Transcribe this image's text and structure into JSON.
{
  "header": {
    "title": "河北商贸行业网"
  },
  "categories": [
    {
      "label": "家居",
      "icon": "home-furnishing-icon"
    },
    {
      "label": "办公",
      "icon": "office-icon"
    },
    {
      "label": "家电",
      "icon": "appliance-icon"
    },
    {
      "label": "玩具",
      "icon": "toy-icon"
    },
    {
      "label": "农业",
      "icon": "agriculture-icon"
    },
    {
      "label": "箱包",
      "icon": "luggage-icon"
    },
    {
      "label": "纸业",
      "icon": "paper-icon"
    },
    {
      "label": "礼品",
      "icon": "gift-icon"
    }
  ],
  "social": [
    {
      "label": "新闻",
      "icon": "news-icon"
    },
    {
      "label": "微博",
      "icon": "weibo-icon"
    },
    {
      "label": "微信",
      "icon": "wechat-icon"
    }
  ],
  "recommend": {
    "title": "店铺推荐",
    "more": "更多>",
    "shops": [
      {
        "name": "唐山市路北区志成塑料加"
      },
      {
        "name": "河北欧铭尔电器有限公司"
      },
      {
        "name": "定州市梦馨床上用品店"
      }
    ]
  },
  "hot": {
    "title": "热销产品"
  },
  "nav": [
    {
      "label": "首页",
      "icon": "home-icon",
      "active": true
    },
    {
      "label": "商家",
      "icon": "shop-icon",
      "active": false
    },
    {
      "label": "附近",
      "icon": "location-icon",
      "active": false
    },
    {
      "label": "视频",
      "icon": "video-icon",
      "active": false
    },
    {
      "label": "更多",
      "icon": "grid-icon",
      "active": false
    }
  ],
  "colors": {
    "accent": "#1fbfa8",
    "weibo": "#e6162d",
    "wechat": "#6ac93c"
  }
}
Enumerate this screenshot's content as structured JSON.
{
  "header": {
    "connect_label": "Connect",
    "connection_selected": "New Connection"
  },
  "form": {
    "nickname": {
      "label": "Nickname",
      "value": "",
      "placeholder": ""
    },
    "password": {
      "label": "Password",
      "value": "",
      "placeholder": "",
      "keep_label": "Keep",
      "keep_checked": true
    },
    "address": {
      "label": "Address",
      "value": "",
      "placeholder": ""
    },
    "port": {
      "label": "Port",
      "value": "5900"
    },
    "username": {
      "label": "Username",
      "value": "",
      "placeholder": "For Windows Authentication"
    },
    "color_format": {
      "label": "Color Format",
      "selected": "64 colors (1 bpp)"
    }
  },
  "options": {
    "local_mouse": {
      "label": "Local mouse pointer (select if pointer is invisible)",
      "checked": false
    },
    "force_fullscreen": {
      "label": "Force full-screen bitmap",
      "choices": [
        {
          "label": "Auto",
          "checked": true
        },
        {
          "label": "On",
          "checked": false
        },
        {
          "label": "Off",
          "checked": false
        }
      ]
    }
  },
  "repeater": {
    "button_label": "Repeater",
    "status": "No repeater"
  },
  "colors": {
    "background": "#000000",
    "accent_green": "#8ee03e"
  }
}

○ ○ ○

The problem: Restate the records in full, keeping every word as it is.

Expected output:
Transcribe this image's text and structure into JSON.
{
  "header": {
    "title": "河北商贸行业网"
  },
  "categories": [
    {
      "label": "家居",
      "icon": "home-furnishing-icon"
    },
    {
      "label": "办公",
      "icon": "office-icon"
    },
    {
      "label": "家电",
      "icon": "appliance-icon"
    },
    {
      "label": "玩具",
      "icon": "toy-icon"
    },
    {
      "label": "农业",
      "icon": "agriculture-icon"
    },
    {
      "label": "箱包",
      "icon": "luggage-icon"
    },
    {
      "label": "纸业",
      "icon": "paper-icon"
    },
    {
      "label": "礼品",
      "icon": "gift-icon"
    }
  ],
  "social": [
    {
      "label": "新闻",
      "icon": "news-icon"
    },
    {
      "label": "微博",
      "icon": "weibo-icon"
    },
    {
      "label": "微信",
      "icon": "wechat-icon"
    }
  ],
  "recommend": {
    "title": "店铺推荐",
    "more": "更多>",
    "shops": [
      {
        "name": "唐山市路北区志成塑料加"
      },
      {
        "name": "河北欧铭尔电器有限公司"
      },
      {
        "name": "定州市梦馨床上用品店"
      }
    ]
  },
  "hot": {
    "title": "热销产品"
  },
  "nav": [
    {
      "label": "首页",
      "icon": "home-icon",
      "active": true
    },
    {
      "label": "商家",
      "icon": "shop-icon",
      "active": false
    },
    {
      "label": "附近",
      "icon": "location-icon",
      "active": false
    },
    {
      "label": "视频",
      "icon": "video-icon",
      "active": false
    },
    {
      "label": "更多",
      "icon": "grid-icon",
      "active": false
    }
  ],
  "colors": {
    "accent": "#1fbfa8",
    "weibo": "#e6162d",
    "wechat": "#6ac93c"
  }
}
Enumerate this screenshot's content as structured JSON.
{
  "header": {
    "connect_label": "Connect",
    "connection_selected": "New Connection"
  },
  "form": {
    "nickname": {
      "label": "Nickname",
      "value": "",
      "placeholder": ""
    },
    "password": {
      "label": "Password",
      "value": "",
      "placeholder": "",
      "keep_label": "Keep",
      "keep_checked": true
    },
    "address": {
      "label": "Address",
      "value": "",
      "placeholder": ""
    },
    "port": {
      "label": "Port",
      "value": "5900"
    },
    "username": {
      "label": "Username",
      "value": "",
      "placeholder": "For Windows Authentication"
    },
    "color_format": {
      "label": "Color Format",
      "selected": "64 colors (1 bpp)"
    }
  },
  "options": {
    "local_mouse": {
      "label": "Local mouse pointer (select if pointer is invisible)",
      "checked": false
    },
    "force_fullscreen": {
      "label": "Force full-screen bitmap",
      "choices": [
        {
          "label": "Auto",
          "checked": true
        },
        {
          "label": "On",
          "checked": false
        },
        {
          "label": "Off",
          "checked": false
        }
      ]
    }
  },
  "repeater": {
    "button_label": "Repeater",
    "status": "No repeater"
  },
  "colors": {
    "background": "#000000",
    "accent_green": "#8ee03e"
  }
}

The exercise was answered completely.